Because of the increase of people staying inside and working/learning from home, researchers have conducted experiments in major cities, such as New York and London, to prove that there is a difference in air pollution. The results display a significant decrease in the level of carbon dioxide, carbon monoxide and nitrogen dioxide, chemicals that are connected to climate change all over the world.
The Florida Department of Environmental Protection’s Air Quality Branch is also examining the change of chemicals in the air, monitoring for ozone, sulfur dioxide, carbon monoxide, nitrogen dioxide and particulate matter. The Air Branch Manager in Jacksonville, Mike Williams, gathered some recent data on the air pollution. Although he admits it is a little early to determine definite trends, he says there has been “a slight decrease [of particles during] the last part of March.”
The most logical explanation for this decrease is the number of people who are quarantined and working from home. Dr. Moyer, Biology and Environmental Science Honors teacher at Bolles, explains the link between travel and reduced carbon emissions: “With fewer fossil fuels being burned, there is a corresponding reduction in emissions. This will continue as long as vastly fewer people are traveling by car and plane.”
On the negative side, Dr. Moyer points out that there are some other changes happening locally. “For instance, the turmoil in the oil market caused, in part, by reduced global demand has caused gas prices to drop to $1.69/gallon at my neighborhood gas station.” Moreover, because of this price drop, buyers interested in purchasing a new car will no longer weigh fuel efficiency as equal to aesthetic qualities, such as the exterior design.

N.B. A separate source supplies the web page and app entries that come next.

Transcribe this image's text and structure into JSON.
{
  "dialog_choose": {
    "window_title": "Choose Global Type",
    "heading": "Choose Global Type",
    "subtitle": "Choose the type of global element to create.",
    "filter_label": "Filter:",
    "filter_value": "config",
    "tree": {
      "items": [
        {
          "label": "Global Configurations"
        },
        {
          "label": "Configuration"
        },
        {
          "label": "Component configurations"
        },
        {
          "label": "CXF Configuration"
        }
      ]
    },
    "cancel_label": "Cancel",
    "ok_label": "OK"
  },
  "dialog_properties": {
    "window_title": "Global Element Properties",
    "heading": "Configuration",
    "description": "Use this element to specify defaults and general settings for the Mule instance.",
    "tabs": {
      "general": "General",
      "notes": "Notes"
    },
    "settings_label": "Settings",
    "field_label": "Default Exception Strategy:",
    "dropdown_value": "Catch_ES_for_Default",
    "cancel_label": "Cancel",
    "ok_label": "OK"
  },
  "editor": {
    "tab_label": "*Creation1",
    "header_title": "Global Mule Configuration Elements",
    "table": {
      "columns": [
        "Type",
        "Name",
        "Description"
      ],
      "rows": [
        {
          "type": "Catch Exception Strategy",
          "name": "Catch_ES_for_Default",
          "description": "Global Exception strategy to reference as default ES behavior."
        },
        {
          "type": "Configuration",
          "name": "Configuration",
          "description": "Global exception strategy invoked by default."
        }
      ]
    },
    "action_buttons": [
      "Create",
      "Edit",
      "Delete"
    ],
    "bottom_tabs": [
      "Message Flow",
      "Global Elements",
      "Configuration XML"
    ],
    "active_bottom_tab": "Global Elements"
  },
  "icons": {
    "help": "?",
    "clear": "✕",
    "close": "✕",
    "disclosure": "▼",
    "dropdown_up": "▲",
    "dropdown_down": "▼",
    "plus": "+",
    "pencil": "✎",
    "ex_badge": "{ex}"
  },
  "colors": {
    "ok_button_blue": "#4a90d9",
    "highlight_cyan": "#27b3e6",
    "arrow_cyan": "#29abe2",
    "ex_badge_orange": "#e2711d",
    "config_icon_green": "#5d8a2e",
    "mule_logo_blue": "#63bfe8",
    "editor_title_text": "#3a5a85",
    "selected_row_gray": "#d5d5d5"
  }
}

Despite its possible benefits for the car industry, Moyer sees how the pandemic will negatively affect the future of car sales; it will cause a “significant impact on what vehicles people choose to purchase—vehicles that they will drive for many years afterwards.”
Additionally, the everyday individual’s priorities have shifted due to coronavirus. Moyer explains that “many people are hyper-focused on their immediate health and dealing with the economic ripple effects of losing their jobs or bankruptcy. In such times, addressing pollution can get pushed down the priority list.”
According to Moyer, the biggest challenge that our community will have to face is maintaining a low level of pollution. After people stop quarantining themselves, it is possible that they will ignore the consequences and continue to travel frequently by car, causing the carbon emission level to rise once more.
In order to prevent this situation from occurring, Moyer recommends that we, as a community, work on three things:
First, we should focus on the 3 R’s, with the exception of ‘recycle.’ He explains, “It is important to de-emphasize the ‘recycling,’ and prioritize the ‘reduce’ and ‘reuse.’”
Secondly, we should learn more about the area in which we live. Moyer explains, “Once people are aware of things and have a fondness for them, they will be more likely to be interested in conserving them.”
Lastly, we should all be more aware of how important it is to decrease pollution around the world. Moyer adds, “If one wants to keep levels of pollution low after the pandemic ends, one needs to break through the noise of all the other stress that people are dealing with, connect with them, and convince them that it will be in their best interest to implement changes that will continue to keep pollution low.”